Task instructions: Where the string "description" occurs in a line of the entries below, copy that line.

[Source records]
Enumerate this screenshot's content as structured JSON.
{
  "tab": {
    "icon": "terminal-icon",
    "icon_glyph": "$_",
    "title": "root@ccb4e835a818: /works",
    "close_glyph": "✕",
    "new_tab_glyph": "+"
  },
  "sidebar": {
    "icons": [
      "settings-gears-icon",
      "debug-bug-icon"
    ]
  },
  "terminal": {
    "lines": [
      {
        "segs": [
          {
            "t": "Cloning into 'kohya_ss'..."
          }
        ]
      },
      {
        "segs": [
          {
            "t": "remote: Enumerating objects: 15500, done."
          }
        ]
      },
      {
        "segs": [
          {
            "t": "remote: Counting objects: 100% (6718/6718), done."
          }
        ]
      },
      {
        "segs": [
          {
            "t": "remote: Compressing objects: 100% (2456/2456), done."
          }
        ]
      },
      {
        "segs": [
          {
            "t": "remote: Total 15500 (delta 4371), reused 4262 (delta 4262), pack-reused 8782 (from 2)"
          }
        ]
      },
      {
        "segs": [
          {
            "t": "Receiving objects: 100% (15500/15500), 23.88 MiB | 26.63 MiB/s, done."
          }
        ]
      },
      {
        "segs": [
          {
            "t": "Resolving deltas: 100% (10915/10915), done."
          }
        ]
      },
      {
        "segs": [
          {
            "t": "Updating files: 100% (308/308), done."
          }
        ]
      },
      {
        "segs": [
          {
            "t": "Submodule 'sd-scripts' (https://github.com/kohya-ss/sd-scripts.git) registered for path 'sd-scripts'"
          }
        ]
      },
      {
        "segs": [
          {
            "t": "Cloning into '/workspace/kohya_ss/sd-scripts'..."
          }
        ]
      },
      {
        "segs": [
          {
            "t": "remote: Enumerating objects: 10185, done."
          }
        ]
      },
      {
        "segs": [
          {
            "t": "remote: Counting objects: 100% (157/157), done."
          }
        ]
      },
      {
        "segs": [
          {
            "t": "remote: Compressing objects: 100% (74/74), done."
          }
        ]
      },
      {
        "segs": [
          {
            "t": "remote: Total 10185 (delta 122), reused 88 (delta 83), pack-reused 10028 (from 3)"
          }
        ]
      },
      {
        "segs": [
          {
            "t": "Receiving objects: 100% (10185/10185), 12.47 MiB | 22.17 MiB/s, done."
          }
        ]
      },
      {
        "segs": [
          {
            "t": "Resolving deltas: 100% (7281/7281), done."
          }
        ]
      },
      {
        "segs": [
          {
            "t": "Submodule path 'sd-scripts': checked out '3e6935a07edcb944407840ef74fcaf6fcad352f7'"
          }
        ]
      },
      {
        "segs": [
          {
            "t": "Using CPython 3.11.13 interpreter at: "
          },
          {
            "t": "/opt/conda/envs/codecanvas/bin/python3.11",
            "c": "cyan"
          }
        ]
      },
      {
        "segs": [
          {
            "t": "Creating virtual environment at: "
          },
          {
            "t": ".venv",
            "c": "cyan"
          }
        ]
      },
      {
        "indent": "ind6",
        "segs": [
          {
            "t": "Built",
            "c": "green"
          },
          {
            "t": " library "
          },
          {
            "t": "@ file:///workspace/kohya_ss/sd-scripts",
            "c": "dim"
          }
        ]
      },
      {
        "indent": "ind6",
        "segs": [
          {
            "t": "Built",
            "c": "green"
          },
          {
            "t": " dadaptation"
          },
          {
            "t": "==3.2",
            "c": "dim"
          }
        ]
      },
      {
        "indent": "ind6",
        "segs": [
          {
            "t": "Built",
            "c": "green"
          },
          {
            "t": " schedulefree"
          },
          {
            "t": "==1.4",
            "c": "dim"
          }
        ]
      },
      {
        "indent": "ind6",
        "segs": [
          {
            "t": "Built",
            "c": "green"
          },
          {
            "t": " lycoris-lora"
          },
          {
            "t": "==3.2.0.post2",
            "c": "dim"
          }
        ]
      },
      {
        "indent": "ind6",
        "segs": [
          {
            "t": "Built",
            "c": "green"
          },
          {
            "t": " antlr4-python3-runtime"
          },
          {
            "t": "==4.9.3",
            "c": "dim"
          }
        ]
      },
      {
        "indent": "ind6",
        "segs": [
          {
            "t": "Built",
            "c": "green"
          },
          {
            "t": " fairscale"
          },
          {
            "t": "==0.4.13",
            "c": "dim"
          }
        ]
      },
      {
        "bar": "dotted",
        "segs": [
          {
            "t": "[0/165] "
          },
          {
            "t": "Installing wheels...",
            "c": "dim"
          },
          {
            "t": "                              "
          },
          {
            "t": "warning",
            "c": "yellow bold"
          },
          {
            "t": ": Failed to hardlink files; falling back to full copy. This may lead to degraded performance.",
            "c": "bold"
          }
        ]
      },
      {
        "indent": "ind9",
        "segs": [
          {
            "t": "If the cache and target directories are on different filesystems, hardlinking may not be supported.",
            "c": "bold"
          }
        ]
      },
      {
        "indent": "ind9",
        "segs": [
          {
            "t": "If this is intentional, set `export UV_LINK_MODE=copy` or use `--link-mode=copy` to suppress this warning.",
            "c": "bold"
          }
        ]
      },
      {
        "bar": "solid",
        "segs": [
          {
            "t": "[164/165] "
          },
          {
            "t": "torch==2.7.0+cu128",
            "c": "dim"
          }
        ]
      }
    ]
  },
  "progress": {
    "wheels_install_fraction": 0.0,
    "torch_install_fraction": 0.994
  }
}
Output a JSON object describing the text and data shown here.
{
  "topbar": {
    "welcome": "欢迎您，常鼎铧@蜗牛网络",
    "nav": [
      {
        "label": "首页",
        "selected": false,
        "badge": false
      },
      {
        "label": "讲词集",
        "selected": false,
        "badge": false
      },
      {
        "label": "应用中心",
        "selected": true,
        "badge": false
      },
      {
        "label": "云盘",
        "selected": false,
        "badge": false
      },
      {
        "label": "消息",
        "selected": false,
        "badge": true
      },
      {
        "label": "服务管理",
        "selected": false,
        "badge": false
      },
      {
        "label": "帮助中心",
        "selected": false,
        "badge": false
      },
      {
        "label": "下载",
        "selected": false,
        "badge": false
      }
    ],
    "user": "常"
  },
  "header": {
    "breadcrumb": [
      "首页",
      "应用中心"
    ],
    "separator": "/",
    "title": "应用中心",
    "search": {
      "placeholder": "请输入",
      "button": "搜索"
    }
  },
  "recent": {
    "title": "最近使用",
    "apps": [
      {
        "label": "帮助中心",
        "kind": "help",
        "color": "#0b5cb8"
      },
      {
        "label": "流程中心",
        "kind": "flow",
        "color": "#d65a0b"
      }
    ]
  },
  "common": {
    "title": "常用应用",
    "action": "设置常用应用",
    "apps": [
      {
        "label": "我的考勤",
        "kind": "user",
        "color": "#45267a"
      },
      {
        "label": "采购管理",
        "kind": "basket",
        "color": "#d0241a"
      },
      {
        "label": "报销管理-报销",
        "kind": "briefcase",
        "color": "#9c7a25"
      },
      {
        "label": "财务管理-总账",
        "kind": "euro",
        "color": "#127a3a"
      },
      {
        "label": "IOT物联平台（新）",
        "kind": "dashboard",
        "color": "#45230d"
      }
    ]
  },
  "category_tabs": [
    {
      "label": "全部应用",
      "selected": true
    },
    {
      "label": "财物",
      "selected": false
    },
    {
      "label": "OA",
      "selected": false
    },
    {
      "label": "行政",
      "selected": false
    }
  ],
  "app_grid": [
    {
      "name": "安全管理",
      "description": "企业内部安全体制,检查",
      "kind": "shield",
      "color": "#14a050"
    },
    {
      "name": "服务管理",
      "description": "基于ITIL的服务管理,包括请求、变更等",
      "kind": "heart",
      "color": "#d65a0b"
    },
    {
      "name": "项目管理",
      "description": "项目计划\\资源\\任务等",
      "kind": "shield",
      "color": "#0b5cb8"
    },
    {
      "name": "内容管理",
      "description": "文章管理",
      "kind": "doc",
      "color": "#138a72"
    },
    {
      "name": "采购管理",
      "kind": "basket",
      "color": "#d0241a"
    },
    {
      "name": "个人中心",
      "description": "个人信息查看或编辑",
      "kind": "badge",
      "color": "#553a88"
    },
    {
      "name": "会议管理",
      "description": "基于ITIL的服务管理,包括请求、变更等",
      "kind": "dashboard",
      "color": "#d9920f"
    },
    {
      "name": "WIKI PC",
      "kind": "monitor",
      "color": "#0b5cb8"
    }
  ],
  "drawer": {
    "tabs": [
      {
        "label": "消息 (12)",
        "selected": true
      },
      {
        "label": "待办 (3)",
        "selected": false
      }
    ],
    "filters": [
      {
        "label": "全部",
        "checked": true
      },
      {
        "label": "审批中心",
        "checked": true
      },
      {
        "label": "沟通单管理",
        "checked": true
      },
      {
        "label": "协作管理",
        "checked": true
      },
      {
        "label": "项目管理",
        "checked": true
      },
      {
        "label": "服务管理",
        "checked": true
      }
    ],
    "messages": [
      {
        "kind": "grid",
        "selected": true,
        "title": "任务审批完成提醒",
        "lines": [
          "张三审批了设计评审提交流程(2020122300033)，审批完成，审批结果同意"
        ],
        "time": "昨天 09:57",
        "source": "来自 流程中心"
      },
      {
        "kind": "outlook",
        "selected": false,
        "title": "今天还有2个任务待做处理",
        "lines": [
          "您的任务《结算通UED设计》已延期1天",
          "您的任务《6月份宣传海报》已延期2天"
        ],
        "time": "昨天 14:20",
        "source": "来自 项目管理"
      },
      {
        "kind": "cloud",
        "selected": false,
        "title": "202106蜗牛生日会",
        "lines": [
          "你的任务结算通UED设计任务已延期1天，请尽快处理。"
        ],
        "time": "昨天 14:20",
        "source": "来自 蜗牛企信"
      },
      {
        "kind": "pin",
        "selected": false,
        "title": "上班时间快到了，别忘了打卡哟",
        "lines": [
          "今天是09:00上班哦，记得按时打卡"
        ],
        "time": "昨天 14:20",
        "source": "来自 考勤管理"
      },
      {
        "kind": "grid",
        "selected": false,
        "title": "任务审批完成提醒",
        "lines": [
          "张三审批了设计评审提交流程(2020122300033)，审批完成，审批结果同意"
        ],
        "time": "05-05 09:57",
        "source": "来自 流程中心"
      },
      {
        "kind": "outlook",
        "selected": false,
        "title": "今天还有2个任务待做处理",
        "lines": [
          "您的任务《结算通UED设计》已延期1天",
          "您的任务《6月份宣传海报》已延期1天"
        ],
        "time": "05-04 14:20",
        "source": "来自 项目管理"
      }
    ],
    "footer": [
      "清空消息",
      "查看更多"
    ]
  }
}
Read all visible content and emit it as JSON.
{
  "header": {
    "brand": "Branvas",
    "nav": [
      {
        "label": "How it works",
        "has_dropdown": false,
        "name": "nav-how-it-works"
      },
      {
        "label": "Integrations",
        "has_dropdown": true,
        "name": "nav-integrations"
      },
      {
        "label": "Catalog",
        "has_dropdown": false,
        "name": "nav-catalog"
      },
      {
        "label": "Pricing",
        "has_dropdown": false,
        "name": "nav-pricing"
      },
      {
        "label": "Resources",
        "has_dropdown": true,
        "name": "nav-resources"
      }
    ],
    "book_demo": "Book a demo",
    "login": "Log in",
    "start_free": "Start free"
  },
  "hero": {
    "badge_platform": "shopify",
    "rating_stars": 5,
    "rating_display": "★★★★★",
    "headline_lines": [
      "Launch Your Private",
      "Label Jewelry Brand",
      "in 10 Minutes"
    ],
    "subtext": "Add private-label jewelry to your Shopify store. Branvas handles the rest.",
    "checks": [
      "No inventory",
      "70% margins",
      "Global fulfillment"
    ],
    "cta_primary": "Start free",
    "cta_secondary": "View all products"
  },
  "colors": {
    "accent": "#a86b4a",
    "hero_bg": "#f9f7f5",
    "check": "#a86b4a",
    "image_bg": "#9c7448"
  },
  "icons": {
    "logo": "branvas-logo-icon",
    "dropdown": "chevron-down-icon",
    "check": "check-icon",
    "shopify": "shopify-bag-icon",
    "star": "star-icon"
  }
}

Answer to the problem:
      "description": "企业内部安全体制,检查",
      "description": "基于ITIL的服务管理,包括请求、变更等",
      "description": "项目计划\\资源\\任务等",
      "description": "文章管理",
      "description": "个人信息查看或编辑",
      "description": "基于ITIL的服务管理,包括请求、变更等",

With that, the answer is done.